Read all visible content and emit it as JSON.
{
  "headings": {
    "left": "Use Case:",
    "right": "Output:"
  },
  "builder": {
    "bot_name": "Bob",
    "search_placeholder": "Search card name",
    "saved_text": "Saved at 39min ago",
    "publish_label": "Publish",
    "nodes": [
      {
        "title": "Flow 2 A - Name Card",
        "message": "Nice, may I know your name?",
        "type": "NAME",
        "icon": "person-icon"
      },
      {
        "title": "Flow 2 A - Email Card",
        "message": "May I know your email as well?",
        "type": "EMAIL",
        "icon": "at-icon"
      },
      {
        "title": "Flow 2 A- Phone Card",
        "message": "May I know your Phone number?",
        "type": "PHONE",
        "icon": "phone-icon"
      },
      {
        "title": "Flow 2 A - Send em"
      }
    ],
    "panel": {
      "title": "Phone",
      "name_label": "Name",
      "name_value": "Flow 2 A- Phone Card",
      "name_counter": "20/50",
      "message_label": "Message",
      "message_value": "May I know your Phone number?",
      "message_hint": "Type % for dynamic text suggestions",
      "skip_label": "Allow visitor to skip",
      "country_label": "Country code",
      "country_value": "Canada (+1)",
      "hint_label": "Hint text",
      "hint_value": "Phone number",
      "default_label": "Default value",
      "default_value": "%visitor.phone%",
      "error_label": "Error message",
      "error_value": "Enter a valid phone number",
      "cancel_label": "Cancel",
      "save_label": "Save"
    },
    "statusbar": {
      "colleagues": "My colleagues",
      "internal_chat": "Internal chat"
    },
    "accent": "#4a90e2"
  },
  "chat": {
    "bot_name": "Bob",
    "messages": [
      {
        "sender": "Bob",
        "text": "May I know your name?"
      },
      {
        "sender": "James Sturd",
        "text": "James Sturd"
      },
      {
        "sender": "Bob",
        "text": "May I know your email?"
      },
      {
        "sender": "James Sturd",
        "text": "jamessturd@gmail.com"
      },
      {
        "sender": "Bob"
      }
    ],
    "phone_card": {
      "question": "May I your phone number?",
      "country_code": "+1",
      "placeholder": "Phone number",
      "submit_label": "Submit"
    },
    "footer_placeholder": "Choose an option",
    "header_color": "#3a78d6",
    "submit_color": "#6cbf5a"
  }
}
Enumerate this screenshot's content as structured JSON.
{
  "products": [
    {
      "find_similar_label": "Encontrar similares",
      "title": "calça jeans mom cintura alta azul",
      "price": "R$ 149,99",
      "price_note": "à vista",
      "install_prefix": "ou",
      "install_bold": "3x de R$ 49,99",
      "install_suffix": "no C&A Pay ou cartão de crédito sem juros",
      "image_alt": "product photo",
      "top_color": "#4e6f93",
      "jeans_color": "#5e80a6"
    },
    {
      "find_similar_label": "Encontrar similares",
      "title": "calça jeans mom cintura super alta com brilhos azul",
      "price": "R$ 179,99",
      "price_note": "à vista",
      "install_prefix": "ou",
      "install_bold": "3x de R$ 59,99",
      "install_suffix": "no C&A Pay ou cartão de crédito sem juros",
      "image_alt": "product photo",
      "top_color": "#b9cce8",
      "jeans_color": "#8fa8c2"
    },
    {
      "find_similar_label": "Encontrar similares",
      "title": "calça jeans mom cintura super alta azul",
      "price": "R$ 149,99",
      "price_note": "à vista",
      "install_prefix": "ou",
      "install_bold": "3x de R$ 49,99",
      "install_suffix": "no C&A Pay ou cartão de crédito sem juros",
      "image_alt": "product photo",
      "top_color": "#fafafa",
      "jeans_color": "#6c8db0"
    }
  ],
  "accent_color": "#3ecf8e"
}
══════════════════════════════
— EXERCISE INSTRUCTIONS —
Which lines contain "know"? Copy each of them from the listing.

— RESULT OF THE EXERCISE —
        "message": "Nice, may I know your name?",
        "message": "May I know your email as well?",
        "message": "May I know your Phone number?",
      "message_value": "May I know your Phone number?",
        "text": "May I know your name?"
        "text": "May I know your email?"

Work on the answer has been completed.